The DT Covert SRS A-1 showed up with two bar­rels—a 6.5 Creed­moor and a .308—both bar­rels were 16 inches in length in the Covert model. Chang­ing out the bar­rels takes about 2-3 min­utes the first time you do it and about half that ev­ery time af­ter that. Although, I have not worked with too many mod­u­lar bar­rel sys­tems, this one was very sim­ple and straight­for­ward. All it re­quires is loos­en­ing and retight­en­ing re­ten­tion screws on the right side and one lock­ing screw on the left side of the ri­fle.

I was im­pressed that right out of the case it was shipped in, I was able to get sub-moa groups at 100 yards. Af­ter a few mi­nor scope ad­just­ments, I was group­ing half-inch groups with Desert Tech’s own 140-grain 6.5 Creed­moor Premium Match Grade Am­mu­ni­tion. As I fired more rounds, I be­came more and more com­fort­able with the rear­ward bolt ma­nip­u­la­tion.

At the Range

The DT Covert is not “lightweight,” but I found it very well-bal­anced. I have had ex­pe­ri­ence shoot­ing from un­sup­ported shoot­ing po­si­tions over the years and with tra­di­tional ri­fle sys­tems.

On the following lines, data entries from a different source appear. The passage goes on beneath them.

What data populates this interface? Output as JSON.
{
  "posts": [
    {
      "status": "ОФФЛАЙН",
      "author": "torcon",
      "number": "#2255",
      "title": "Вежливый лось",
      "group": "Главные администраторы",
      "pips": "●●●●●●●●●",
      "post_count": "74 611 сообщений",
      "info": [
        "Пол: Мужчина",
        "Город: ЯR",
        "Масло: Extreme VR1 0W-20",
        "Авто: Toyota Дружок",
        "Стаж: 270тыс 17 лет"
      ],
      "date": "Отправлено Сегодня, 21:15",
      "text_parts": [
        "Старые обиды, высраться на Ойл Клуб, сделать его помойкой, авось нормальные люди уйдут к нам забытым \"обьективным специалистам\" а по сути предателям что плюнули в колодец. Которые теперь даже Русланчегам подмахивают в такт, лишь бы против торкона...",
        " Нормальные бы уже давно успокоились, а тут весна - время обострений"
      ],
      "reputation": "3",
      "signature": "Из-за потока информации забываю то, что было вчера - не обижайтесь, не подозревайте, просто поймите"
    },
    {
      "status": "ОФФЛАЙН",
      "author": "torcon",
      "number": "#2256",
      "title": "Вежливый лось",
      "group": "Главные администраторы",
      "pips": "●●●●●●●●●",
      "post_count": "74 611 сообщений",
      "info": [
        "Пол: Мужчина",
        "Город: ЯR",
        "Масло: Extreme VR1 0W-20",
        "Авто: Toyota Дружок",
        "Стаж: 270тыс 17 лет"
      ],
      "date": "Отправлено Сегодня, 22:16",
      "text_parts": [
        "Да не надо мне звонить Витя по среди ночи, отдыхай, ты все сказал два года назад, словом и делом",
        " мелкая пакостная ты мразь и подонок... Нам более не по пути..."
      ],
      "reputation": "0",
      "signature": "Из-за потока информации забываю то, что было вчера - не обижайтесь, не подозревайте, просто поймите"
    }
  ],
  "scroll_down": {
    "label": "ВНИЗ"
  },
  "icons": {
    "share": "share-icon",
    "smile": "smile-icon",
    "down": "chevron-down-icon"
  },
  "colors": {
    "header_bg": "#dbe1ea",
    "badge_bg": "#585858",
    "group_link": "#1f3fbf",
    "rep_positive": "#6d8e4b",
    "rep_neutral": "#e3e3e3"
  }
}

With these ri­fles, you are try­ing to find the best way to sup­port the ri­fle with­out overly coun­ter­bal­anc­ing your po­si­tion. I shot the DT Covert in stand­ing, kneel­ing, and prone po­si­tions, and this is where the DT Covert’s com­pact­ness re­ally shined.

Look­ing at the bolt de­sign would make you think shoot­ing this ri­fle

“I shot the DT Covert in stand­ing, kneel­ing, and prone po­si­tions, and this is where the DT Covert’s com­pact­ness re­ally shined.”

from a sup­port side would be slow or awk­ward, but that was not the case. I had to lift my cheek off the stock com­pletely to run the bolt, af­ter a few shots I was able to get back on tar­get. Although I can­not re­mem­ber ever hav­ing to use the ri­fle on my sup­port side while de­ployed, any­thing is pos­si­ble.

I have not shot many ri­fles with an ad­justable mono­pod built into the stock. I have long been a fan of us­ing small sup­port rear bags for mi­nor el­e­va­tion changes. How­ever, I liked the mi­cro-ad­just­ments of us­ing the mono­pod; the fact that it’s built into the stock is an­other big win.

Other shoot­ers have men­tioned con­cerns about ex­ces­sive creep in the trig­ger, but I did not no­tice any ex­cess play or creep. The trig­ger is ad­justable, and I felt it broke cleanly and crisply once you took the ini­tial slack out of the trig­ger.

The Desert Tech Covert de­liv­ers re­li­able ac­cu­racy in a solid com­pact de­sign. This ri­fle is pur­posely built with the ur­ban sniper in mind. It will take some tra­di­tional bolt-ac­tion ri­fle shoot­ers a lit­tle time to ad­just to the rear bolt ac­tion, but they will be re­warded with a dis­crete, ma­neu­ver­able, and ac­cu­rate ri­fle for their tac­ti­cal mis­sions.

“Chang­ing the bar­rel was sim­ple af­ter loos­en­ing the bar­rel nut on the left side of the stock just above the trig­ger area.”

Not only is it short from front to rear, but this ri­fle main­tains a very nar­row pro­file— fit­ting for its "Covert" name and greatly aid­ing in its abil­ity to be stored in a ve­hi­cle, ready to de­ploy into ac­tion.

Desert Tech uses a unique muz­zle brake on the Covert that serves as a sup­pres­sor mount and acts as a sac­ri­fi­cial baf­fle as far as reg­u­lat­ing the ini­tial blast when run­ning the ri­fle sup­pressed.

C: Desert Tech's sound sup­pres­sors are said to im­prove ri­fle ac­cu­racy by 1/4MOA or bet­ter. The weld­less mono- core de­sign uni­formly strips away gas from the pro­jec­tile as it ex­its the muz­zle. This avoids gas dis­tur­bance and max­i­mizes pro­jec­tile sta­bil­ity.

B: De­spite be­ing a bullpup ri­fle, the ad­justable trig­ger on the Desert Tech ranks up there with some of the best pre­ci­sion ri­fle trig­gers.

A: A bolt- han­dle lo­cated un­der the shooter's cheek may seem odd or even awk­ward when com­pared to a tra­di­tional bolt- ac­tion ri­fle, but af­ter a few rounds it be­comes down­right com­fort­able and easy to ma­nip­u­late.

Cal­iber changes can hap­pen in a mat­ter of sec­onds with the Desert Tech Covert, mak­ing for a highly ef­fi­cient tac­ti­cal ri­fle.

Newspapers in English

Newspapers from USA

© PressReader. All rights reserved.